Atom Bank is the first of four U.K. Challenger Banks to launch (Albeit in a very limited way.) But check out its website and you’ll see a vibrant, fresh perspective on delivering banking services. The design is cutting edge and incorporates face and voice biometrics to log in. The copy is a tad irreverent compared to the labored, compliance-heavy tone of traditional bank websites. And the overall experience is light, youthful and fresh — just what founder and CEO, Mark Mullen, wanted to convey.
Mullen has described the U.K.’s legacy banks as “insidious and self-interested” and promises that Atom will be dedicated to “providing a better value, greater transparency and a much more innovative banking experience.”
While Mullen’s words ring a little of the hubris of start-ups and are directed at traditional banks in the U.K., they resonate with the current issues facing community banks on this side of the Atlantic.
Millennials in the U.S., like their British counterparts, do not perceive community banks to be technologically advanced or capable of providing a quality mobile experience.*
We might be able to continue ignoring this slap in the face if it weren’t for the fact that the quality of the digital experience is becoming increasingly important in consumers’ choice of banking providers.
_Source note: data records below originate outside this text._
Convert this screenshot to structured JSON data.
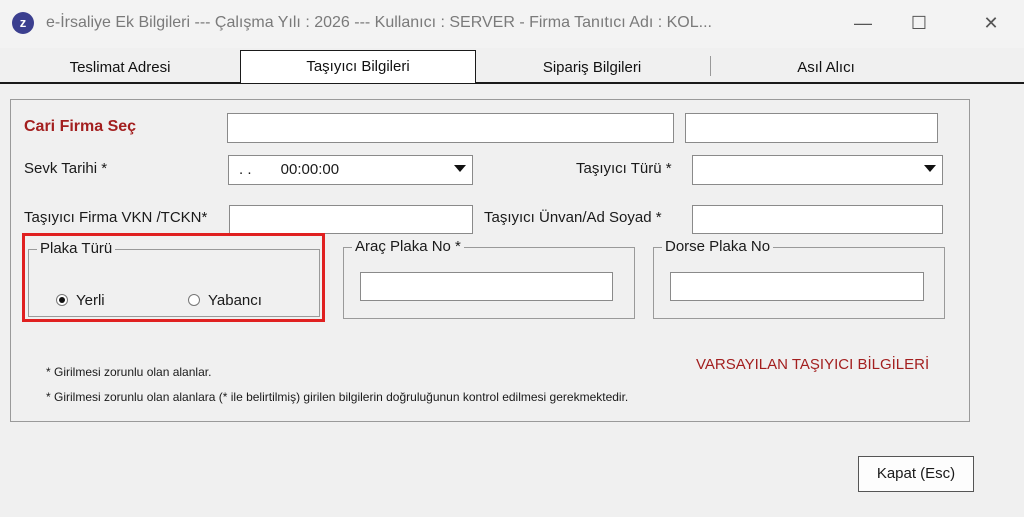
{
  "window": {
    "title": "e-İrsaliye Ek Bilgileri  ---  Çalışma Yılı : 2026  ---  Kullanıcı : SERVER - Firma Tanıtıcı Adı : KOL...",
    "app_icon_letter": "z",
    "minimize_glyph": "—",
    "maximize_glyph": "☐",
    "close_glyph": "✕"
  },
  "tabs": [
    {
      "label": "Teslimat Adresi",
      "active": false
    },
    {
      "label": "Taşıyıcı Bilgileri",
      "active": true
    },
    {
      "label": "Sipariş Bilgileri",
      "active": false
    },
    {
      "label": "Asıl Alıcı",
      "active": false
    }
  ],
  "form": {
    "cari_firma_label": "Cari Firma Seç",
    "sevk_tarihi_label": "Sevk Tarihi *",
    "sevk_tarihi_value": ". .       00:00:00",
    "tasiyici_turu_label": "Taşıyıcı Türü *",
    "vkn_label": "Taşıyıcı Firma VKN /TCKN*",
    "unvan_label": "Taşıyıcı Ünvan/Ad Soyad *",
    "plaka_turu_title": "Plaka Türü",
    "yerli_label": "Yerli",
    "yabanci_label": "Yabancı",
    "arac_plaka_title": "Araç Plaka No *",
    "dorse_plaka_title": "Dorse Plaka No",
    "default_carrier_label": "VARSAYILAN TAŞIYICI BİLGİLERİ",
    "note1": "* Girilmesi zorunlu olan alanlar.",
    "note2": "* Girilmesi zorunlu olan alanlara (* ile belirtilmiş) girilen bilgilerin doğruluğunun kontrol edilmesi gerekmektedir."
  },
  "buttons": {
    "close_label": "Kapat (Esc)"
  },
  "colors": {
    "required_label": "#a31f1f",
    "highlight_box": "#e02020"
  }
}
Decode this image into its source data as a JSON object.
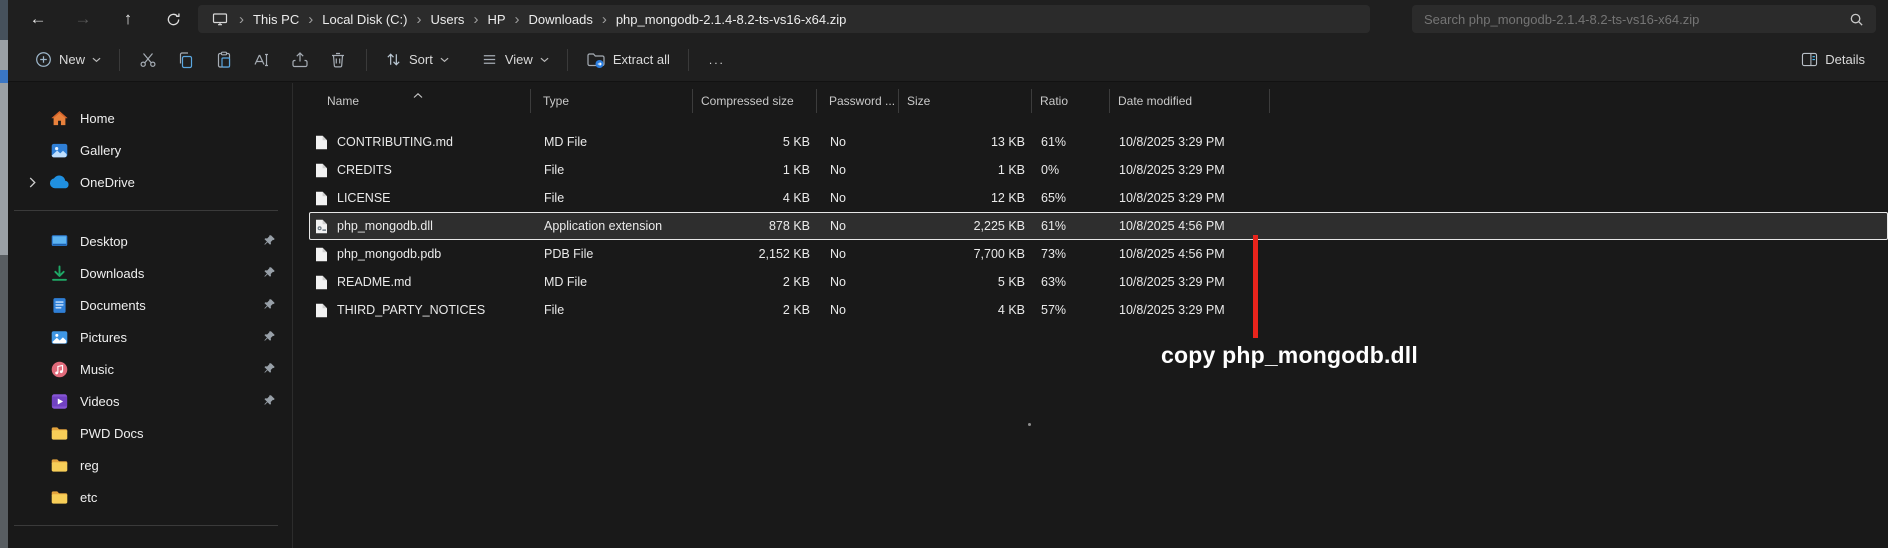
{
  "titlebar": {
    "breadcrumbs": [
      "This PC",
      "Local Disk (C:)",
      "Users",
      "HP",
      "Downloads",
      "php_mongodb-2.1.4-8.2-ts-vs16-x64.zip"
    ],
    "search_placeholder": "Search php_mongodb-2.1.4-8.2-ts-vs16-x64.zip"
  },
  "toolbar": {
    "new_label": "New",
    "sort_label": "Sort",
    "view_label": "View",
    "extract_all_label": "Extract all",
    "more_label": "...",
    "details_label": "Details"
  },
  "sidebar": {
    "items": [
      {
        "label": "Home",
        "icon": "home-icon",
        "pinned": false,
        "expandable": false
      },
      {
        "label": "Gallery",
        "icon": "gallery-icon",
        "pinned": false,
        "expandable": false
      },
      {
        "label": "OneDrive",
        "icon": "onedrive-icon",
        "pinned": false,
        "expandable": true
      },
      {
        "separator": true
      },
      {
        "label": "Desktop",
        "icon": "desktop-icon",
        "pinned": true,
        "expandable": false
      },
      {
        "label": "Downloads",
        "icon": "downloads-icon",
        "pinned": true,
        "expandable": false
      },
      {
        "label": "Documents",
        "icon": "documents-icon",
        "pinned": true,
        "expandable": false
      },
      {
        "label": "Pictures",
        "icon": "pictures-icon",
        "pinned": true,
        "expandable": false
      },
      {
        "label": "Music",
        "icon": "music-icon",
        "pinned": true,
        "expandable": false
      },
      {
        "label": "Videos",
        "icon": "videos-icon",
        "pinned": true,
        "expandable": false
      },
      {
        "label": "PWD Docs",
        "icon": "folder-icon",
        "pinned": false,
        "expandable": false
      },
      {
        "label": "reg",
        "icon": "folder-icon",
        "pinned": false,
        "expandable": false
      },
      {
        "label": "etc",
        "icon": "folder-icon",
        "pinned": false,
        "expandable": false
      },
      {
        "separator": true
      }
    ]
  },
  "table": {
    "columns": [
      "Name",
      "Type",
      "Compressed size",
      "Password ...",
      "Size",
      "Ratio",
      "Date modified"
    ],
    "sort": {
      "column": "Name",
      "direction": "ascending"
    },
    "rows": [
      {
        "name": "CONTRIBUTING.md",
        "type": "MD File",
        "compressed_size": "5 KB",
        "password": "No",
        "size": "13 KB",
        "ratio": "61%",
        "date_modified": "10/8/2025 3:29 PM",
        "icon": "file-icon",
        "selected": false
      },
      {
        "name": "CREDITS",
        "type": "File",
        "compressed_size": "1 KB",
        "password": "No",
        "size": "1 KB",
        "ratio": "0%",
        "date_modified": "10/8/2025 3:29 PM",
        "icon": "file-icon",
        "selected": false
      },
      {
        "name": "LICENSE",
        "type": "File",
        "compressed_size": "4 KB",
        "password": "No",
        "size": "12 KB",
        "ratio": "65%",
        "date_modified": "10/8/2025 3:29 PM",
        "icon": "file-icon",
        "selected": false
      },
      {
        "name": "php_mongodb.dll",
        "type": "Application extension",
        "compressed_size": "878 KB",
        "password": "No",
        "size": "2,225 KB",
        "ratio": "61%",
        "date_modified": "10/8/2025 4:56 PM",
        "icon": "dll-icon",
        "selected": true
      },
      {
        "name": "php_mongodb.pdb",
        "type": "PDB File",
        "compressed_size": "2,152 KB",
        "password": "No",
        "size": "7,700 KB",
        "ratio": "73%",
        "date_modified": "10/8/2025 4:56 PM",
        "icon": "file-icon",
        "selected": false
      },
      {
        "name": "README.md",
        "type": "MD File",
        "compressed_size": "2 KB",
        "password": "No",
        "size": "5 KB",
        "ratio": "63%",
        "date_modified": "10/8/2025 3:29 PM",
        "icon": "file-icon",
        "selected": false
      },
      {
        "name": "THIRD_PARTY_NOTICES",
        "type": "File",
        "compressed_size": "2 KB",
        "password": "No",
        "size": "4 KB",
        "ratio": "57%",
        "date_modified": "10/8/2025 3:29 PM",
        "icon": "file-icon",
        "selected": false
      }
    ]
  },
  "annotation": {
    "text": "copy php_mongodb.dll",
    "line_color": "#e8241c"
  },
  "colors": {
    "accent_blue": "#4cc2ff",
    "selection_border": "#e6e6e6",
    "background": "#191919"
  }
}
According to research conducted by Galapagos earlier this year, it is poised to trump convenient branches as the number one factor for millennial customers in selecting a banking provider.
Time is of the essence
The gravity of this situation hasn’t been fully realized yet, as only two million of the 37.5 million checking accounts opened in the U.S. last year were opened via smartphone or tablet**. But this number is sure to rise dramatically in the near future.
For companies getting the digital experience right, the reward is significant. Leading U.S. mobile banking provider, BankMobile, for example, who has pushed the envelope in targeting specifically younger customers, saw prodigious growth in 2015, quadrupling its target of 25,000 accounts in its first year. The bank is projecting over two million customers by July of this year, fueled, in part, by its acquisition of Higher One Inc.’s student checking and refund disbursement services business.
BankMobile is not handcuffed by the limitations of the online and mobile banking applications of legacy core systems providers. Nor does it have to operate within the constraints of a traditional community bank brand. Instead, it employs the mobile banking app from Malauzi Software, Inc. The platform provides some technology advantages, such as Photo Enroll, Photo Bill Pay and Deposit and debit card controls, and provides customers with a clean, easy to use interface. But perhaps the app’s most striking feature — its ability to fully assume the bank’s brand — has the biggest initial impact, immersing the customer into a compelling and contemporary experience. Looking at the brand’s presentation, there is little doubt that BankMobile can deliver what the customer wants.
Until recently, community banks perceived the biggest hurdle to attracting new, younger customers to their digital channels to be keeping up with technology. That certainly remains. But there’s more. Can a traditional community bank brand convey a quality and distinctive mobile experience and engage new customers? We think not.
*Accenture: North American Consumer Banking Survey, April, 2015.
Galapagos Consumer Banking Channel Preference Survey, January, 2016.
**Aite Group, Digital Account Openings: U.S. Market Sizing, November, 2015.